What is required: Reproduce each entry below exactly as it appears.
▼
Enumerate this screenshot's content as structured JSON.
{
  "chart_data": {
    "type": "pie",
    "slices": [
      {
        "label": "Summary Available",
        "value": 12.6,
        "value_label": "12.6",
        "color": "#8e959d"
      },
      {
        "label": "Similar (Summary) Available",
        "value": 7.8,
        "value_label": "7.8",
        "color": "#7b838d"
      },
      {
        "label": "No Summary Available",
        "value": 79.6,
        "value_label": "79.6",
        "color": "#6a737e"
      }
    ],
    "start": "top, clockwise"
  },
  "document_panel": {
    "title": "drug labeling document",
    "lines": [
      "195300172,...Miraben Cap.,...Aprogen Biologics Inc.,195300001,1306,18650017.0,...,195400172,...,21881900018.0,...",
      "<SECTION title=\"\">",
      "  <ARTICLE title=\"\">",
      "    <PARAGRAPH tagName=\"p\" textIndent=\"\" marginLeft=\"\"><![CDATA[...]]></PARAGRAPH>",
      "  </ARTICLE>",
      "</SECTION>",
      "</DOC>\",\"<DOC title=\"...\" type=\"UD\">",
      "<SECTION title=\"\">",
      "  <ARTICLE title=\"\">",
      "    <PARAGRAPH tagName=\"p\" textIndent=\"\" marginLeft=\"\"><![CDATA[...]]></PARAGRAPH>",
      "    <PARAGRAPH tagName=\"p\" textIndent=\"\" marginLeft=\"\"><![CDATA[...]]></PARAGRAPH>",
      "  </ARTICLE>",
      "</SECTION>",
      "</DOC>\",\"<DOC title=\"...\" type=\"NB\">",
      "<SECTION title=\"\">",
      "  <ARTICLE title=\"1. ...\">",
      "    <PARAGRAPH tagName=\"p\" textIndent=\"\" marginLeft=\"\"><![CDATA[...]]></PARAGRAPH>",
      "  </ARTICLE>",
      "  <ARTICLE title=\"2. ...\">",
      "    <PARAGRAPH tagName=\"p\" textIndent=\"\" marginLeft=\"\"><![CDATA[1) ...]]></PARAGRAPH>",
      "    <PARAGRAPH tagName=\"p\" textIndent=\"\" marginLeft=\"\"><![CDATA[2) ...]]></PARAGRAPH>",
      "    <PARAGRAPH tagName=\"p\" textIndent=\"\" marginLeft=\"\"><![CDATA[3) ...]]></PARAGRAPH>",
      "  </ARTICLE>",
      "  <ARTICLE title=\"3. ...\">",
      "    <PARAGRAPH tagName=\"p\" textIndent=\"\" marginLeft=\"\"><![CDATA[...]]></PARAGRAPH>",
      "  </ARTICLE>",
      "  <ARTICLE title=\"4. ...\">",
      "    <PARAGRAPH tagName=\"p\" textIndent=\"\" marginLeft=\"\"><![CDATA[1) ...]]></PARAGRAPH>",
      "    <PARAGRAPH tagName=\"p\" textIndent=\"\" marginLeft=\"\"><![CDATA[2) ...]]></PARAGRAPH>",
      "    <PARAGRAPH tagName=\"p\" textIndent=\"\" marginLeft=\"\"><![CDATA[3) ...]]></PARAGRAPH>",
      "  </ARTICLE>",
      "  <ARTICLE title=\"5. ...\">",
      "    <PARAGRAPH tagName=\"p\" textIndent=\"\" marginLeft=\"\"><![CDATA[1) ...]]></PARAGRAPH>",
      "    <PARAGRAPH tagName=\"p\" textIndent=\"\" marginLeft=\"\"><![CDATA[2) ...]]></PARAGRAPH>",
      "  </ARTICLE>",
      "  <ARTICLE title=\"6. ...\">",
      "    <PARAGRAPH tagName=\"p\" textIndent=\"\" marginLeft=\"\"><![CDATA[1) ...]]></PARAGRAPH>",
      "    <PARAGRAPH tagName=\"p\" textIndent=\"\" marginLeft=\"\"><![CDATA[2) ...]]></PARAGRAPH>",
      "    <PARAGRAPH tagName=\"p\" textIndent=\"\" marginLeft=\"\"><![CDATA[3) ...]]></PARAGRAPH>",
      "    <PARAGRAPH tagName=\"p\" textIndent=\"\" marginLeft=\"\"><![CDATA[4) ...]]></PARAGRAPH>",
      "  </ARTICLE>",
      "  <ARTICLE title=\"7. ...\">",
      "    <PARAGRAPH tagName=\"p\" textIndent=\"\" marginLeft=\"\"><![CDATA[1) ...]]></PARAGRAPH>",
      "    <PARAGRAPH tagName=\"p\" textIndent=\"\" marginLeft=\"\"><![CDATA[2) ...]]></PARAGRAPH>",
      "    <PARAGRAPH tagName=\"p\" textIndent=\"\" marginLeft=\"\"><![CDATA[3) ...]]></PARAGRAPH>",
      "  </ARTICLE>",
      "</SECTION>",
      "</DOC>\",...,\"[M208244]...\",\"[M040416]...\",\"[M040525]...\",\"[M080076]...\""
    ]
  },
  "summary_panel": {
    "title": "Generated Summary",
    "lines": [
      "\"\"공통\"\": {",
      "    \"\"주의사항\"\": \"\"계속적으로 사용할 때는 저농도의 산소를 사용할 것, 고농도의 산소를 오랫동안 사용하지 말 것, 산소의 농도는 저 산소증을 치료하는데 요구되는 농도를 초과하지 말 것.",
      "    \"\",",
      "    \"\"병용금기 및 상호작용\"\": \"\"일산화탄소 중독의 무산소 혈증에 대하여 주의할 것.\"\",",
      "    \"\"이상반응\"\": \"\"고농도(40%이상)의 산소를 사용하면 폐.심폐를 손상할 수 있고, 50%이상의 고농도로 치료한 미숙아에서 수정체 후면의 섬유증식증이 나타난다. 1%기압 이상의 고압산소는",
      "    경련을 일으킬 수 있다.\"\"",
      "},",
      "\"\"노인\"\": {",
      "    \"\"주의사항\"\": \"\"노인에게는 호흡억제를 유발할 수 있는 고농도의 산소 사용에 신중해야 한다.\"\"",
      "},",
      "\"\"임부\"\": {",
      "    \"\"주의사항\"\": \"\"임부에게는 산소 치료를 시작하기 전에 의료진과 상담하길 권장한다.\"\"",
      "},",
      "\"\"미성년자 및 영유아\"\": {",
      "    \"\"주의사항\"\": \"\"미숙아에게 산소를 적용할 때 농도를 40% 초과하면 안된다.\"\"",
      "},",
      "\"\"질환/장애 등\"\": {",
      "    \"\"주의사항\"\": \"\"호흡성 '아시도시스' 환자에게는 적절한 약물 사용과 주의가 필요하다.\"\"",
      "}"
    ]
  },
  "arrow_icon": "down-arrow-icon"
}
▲
The completed task:
Enumerate this screenshot's content as structured JSON.
{
  "chart_data": {
    "type": "pie",
    "slices": [
      {
        "label": "Summary Available",
        "value": 12.6,
        "value_label": "12.6",
        "color": "#8e959d"
      },
      {
        "label": "Similar (Summary) Available",
        "value": 7.8,
        "value_label": "7.8",
        "color": "#7b838d"
      },
      {
        "label": "No Summary Available",
        "value": 79.6,
        "value_label": "79.6",
        "color": "#6a737e"
      }
    ],
    "start": "top, clockwise"
  },
  "document_panel": {
    "title": "drug labeling document",
    "lines": [
      "195300172,...Miraben Cap.,...Aprogen Biologics Inc.,195300001,1306,18650017.0,...,195400172,...,21881900018.0,...",
      "<SECTION title=\"\">",
      "  <ARTICLE title=\"\">",
      "    <PARAGRAPH tagName=\"p\" textIndent=\"\" marginLeft=\"\"><![CDATA[...]]></PARAGRAPH>",
      "  </ARTICLE>",
      "</SECTION>",
      "</DOC>\",\"<DOC title=\"...\" type=\"UD\">",
      "<SECTION title=\"\">",
      "  <ARTICLE title=\"\">",
      "    <PARAGRAPH tagName=\"p\" textIndent=\"\" marginLeft=\"\"><![CDATA[...]]></PARAGRAPH>",
      "    <PARAGRAPH tagName=\"p\" textIndent=\"\" marginLeft=\"\"><![CDATA[...]]></PARAGRAPH>",
      "  </ARTICLE>",
      "</SECTION>",
      "</DOC>\",\"<DOC title=\"...\" type=\"NB\">",
      "<SECTION title=\"\">",
      "  <ARTICLE title=\"1. ...\">",
      "    <PARAGRAPH tagName=\"p\" textIndent=\"\" marginLeft=\"\"><![CDATA[...]]></PARAGRAPH>",
      "  </ARTICLE>",
      "  <ARTICLE title=\"2. ...\">",
      "    <PARAGRAPH tagName=\"p\" textIndent=\"\" marginLeft=\"\"><![CDATA[1) ...]]></PARAGRAPH>",
      "    <PARAGRAPH tagName=\"p\" textIndent=\"\" marginLeft=\"\"><![CDATA[2) ...]]></PARAGRAPH>",
      "    <PARAGRAPH tagName=\"p\" textIndent=\"\" marginLeft=\"\"><![CDATA[3) ...]]></PARAGRAPH>",
      "  </ARTICLE>",
      "  <ARTICLE title=\"3. ...\">",
      "    <PARAGRAPH tagName=\"p\" textIndent=\"\" marginLeft=\"\"><![CDATA[...]]></PARAGRAPH>",
      "  </ARTICLE>",
      "  <ARTICLE title=\"4. ...\">",
      "    <PARAGRAPH tagName=\"p\" textIndent=\"\" marginLeft=\"\"><![CDATA[1) ...]]></PARAGRAPH>",
      "    <PARAGRAPH tagName=\"p\" textIndent=\"\" marginLeft=\"\"><![CDATA[2) ...]]></PARAGRAPH>",
      "    <PARAGRAPH tagName=\"p\" textIndent=\"\" marginLeft=\"\"><![CDATA[3) ...]]></PARAGRAPH>",
      "  </ARTICLE>",
      "  <ARTICLE title=\"5. ...\">",
      "    <PARAGRAPH tagName=\"p\" textIndent=\"\" marginLeft=\"\"><![CDATA[1) ...]]></PARAGRAPH>",
      "    <PARAGRAPH tagName=\"p\" textIndent=\"\" marginLeft=\"\"><![CDATA[2) ...]]></PARAGRAPH>",
      "  </ARTICLE>",
      "  <ARTICLE title=\"6. ...\">",
      "    <PARAGRAPH tagName=\"p\" textIndent=\"\" marginLeft=\"\"><![CDATA[1) ...]]></PARAGRAPH>",
      "    <PARAGRAPH tagName=\"p\" textIndent=\"\" marginLeft=\"\"><![CDATA[2) ...]]></PARAGRAPH>",
      "    <PARAGRAPH tagName=\"p\" textIndent=\"\" marginLeft=\"\"><![CDATA[3) ...]]></PARAGRAPH>",
      "    <PARAGRAPH tagName=\"p\" textIndent=\"\" marginLeft=\"\"><![CDATA[4) ...]]></PARAGRAPH>",
      "  </ARTICLE>",
      "  <ARTICLE title=\"7. ...\">",
      "    <PARAGRAPH tagName=\"p\" textIndent=\"\" marginLeft=\"\"><![CDATA[1) ...]]></PARAGRAPH>",
      "    <PARAGRAPH tagName=\"p\" textIndent=\"\" marginLeft=\"\"><![CDATA[2) ...]]></PARAGRAPH>",
      "    <PARAGRAPH tagName=\"p\" textIndent=\"\" marginLeft=\"\"><![CDATA[3) ...]]></PARAGRAPH>",
      "  </ARTICLE>",
      "</SECTION>",
      "</DOC>\",...,\"[M208244]...\",\"[M040416]...\",\"[M040525]...\",\"[M080076]...\""
    ]
  },
  "summary_panel": {
    "title": "Generated Summary",
    "lines": [
      "\"\"공통\"\": {",
      "    \"\"주의사항\"\": \"\"계속적으로 사용할 때는 저농도의 산소를 사용할 것, 고농도의 산소를 오랫동안 사용하지 말 것, 산소의 농도는 저 산소증을 치료하는데 요구되는 농도를 초과하지 말 것.",
      "    \"\",",
      "    \"\"병용금기 및 상호작용\"\": \"\"일산화탄소 중독의 무산소 혈증에 대하여 주의할 것.\"\",",
      "    \"\"이상반응\"\": \"\"고농도(40%이상)의 산소를 사용하면 폐.심폐를 손상할 수 있고, 50%이상의 고농도로 치료한 미숙아에서 수정체 후면의 섬유증식증이 나타난다. 1%기압 이상의 고압산소는",
      "    경련을 일으킬 수 있다.\"\"",
      "},",
      "\"\"노인\"\": {",
      "    \"\"주의사항\"\": \"\"노인에게는 호흡억제를 유발할 수 있는 고농도의 산소 사용에 신중해야 한다.\"\"",
      "},",
      "\"\"임부\"\": {",
      "    \"\"주의사항\"\": \"\"임부에게는 산소 치료를 시작하기 전에 의료진과 상담하길 권장한다.\"\"",
      "},",
      "\"\"미성년자 및 영유아\"\": {",
      "    \"\"주의사항\"\": \"\"미숙아에게 산소를 적용할 때 농도를 40% 초과하면 안된다.\"\"",
      "},",
      "\"\"질환/장애 등\"\": {",
      "    \"\"주의사항\"\": \"\"호흡성 '아시도시스' 환자에게는 적절한 약물 사용과 주의가 필요하다.\"\"",
      "}"
    ]
  },
  "arrow_icon": "down-arrow-icon"
}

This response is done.